PART I: The changing FACE of winemaking in BC
one of the constants in the wine business is change. There is a continuous evolution in terms of customer expectation, wine styles, understanding of a region’s terroir and the toolbox of tricks and technology available to the winemaker. Until recently, B.C. winemakers have been at the forefront of using everything they could to make clean, approachable wines. However, two decades of experience is starting to put the puzzle pieces in place as to which grape grows best where. A new winemaking mind-set of “less is more” to let the terroir show through is taking hold. The global wine industry seems on the edge of a mini-revolution. The rise of controversial topics such as natural winemaking and consumer’s seemingly endless demand for details about a wines provenance are increasing the exposure of the non-romantic side of winemaking — manipulation. No winemaker wants to stand up and say that their wine is really a concoction of additives, artificial products and manipulation, but for many of the world’s wines this is the reality. Consumers are shocked when they find out what really goes on. Because of this winemakers are making changes, calling on the techniques of the past and making wines that are a more honest reflection of the vineyard and the vintage. Technology, though, isn’t a bad thing. While burying grapes in ancient amphorae for a few months to see what happens may sound romantic, the result will often be an impressive collection of wine faults. Much technology is actually essential in helping showcase the true flavour of the grapes. But there is a point when it is overdone and the technology is what you taste rather than the grapes or the vineyard. Too much new oak, enzymes, sugar and some of the tannin additives can turn a wine into something that more closely resembles coca cola. Technology can, and has, made the world of wine taste pretty homogenous. It is at the higher end of the wine market where the “less is more” change is taking place. Consumers increasingly expect their wines to show some of sense of place and, generally, the less the wine is messed with the more this result can be achieved. For British Columbia wine, terroir driven wines will become

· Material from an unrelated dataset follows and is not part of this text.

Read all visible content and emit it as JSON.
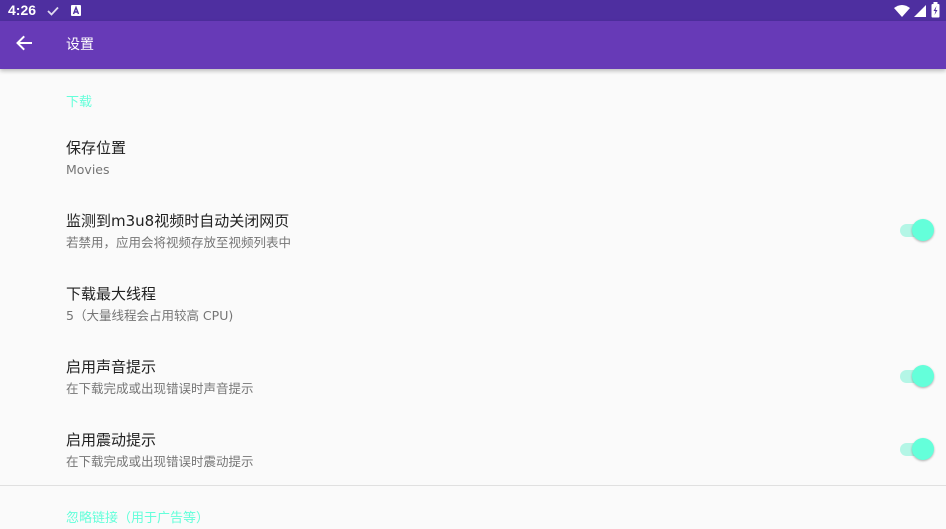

increasingly important as the scale of the industry ensures we will never compete at the low end of the market. The best wines will showcase the diverse and interesting terroir of the B.C. regions. If the grapes need to be routinely messed with to make drinkable wines then, at some point, the reality that many of the wrong grapes are planted in the wrong place will have to be accepted and embraced. Only then can B.C. start to forge ahead and really make a name for itself. Many of the prominent winemakers of B.C. are following the “less is more” mantra. Wisely, none are overly dogmatic and reject all the advancements that have been made in winemaking, but there are different takes on what ingredients should and shouldn’t be used. Bill Eggert of Fairview Cellars calls himself a minimalist; he rejects adding enzymes, nutrients and tannin products. Enzymes seem to be a bit of a no-no for those aiming for minimal manipulation. Sandra Oldfield of Tinhorn Creek and Chris Carson of Meyer Family Vineyards both avoid using these aroma enhancers while others keep the option open — the practice is usually reserved for lesser grapes that need a helping hand for the wine to have any character at all. Barrel salesmen may be feeling the impact of this revolution the most as B.C.’s love affair with excess oak appears to be dwindling. Outside commentators have expressed dismay for years at the lavish over-oaking of many B.C. wines which smothers the bright natural fruit. Virtually all winemakers seem to be retreating back to lower and lower percentages
of new barrels. Michael Bartier of Okanagan Crush Pad sums it up well, “the new oak flavour that comes with new barrels absolutely stifles the fresh, vibrant Okanagan fruit.” The use of wild versus cultivated yeasts is also a topic of debate and is made even more interesting by recent studies that have shown that it is commercially cultivated yeasts that finish most fermentations regardless of whether or not they have been intentionally added. This is due to the reality that all yeasts essentially become wild as soon as they are used in a fermentation and then become a living entity within the winery. Grapes such as pinot noir and chardonnay seem to be the favourites for wild ferments. J-M Bouchard of Road 13 Vineyards and David Paterson of Tantalus Vineyards both rely on wild ferments to add complexity to their pinot noir.
Karen Gillis of Andrew Peller Limited likes to keep her options open to all forms of technology, something she sees as a reality when producing larger quantities of wine. “I don’t have a bank roll big enough to let me experiment completely with wild, no interruption, no enhancement, unlimited aging time,” she says highlighting the fact that it is much easier to be idealistic with small batches. “Even though we have many tools available to aid us in our craft, the best wines are still made when we don’t have to pull out the bag of tricks.” While winemakers can’t agree on exactly what should and shouldn’t be done, there is definitely a trend to “less is more” winemaking and evident passion to try to express terroir. It feels like B.C. wine may be at the start of its own mini-revolution. Part 2 continued in the next issue.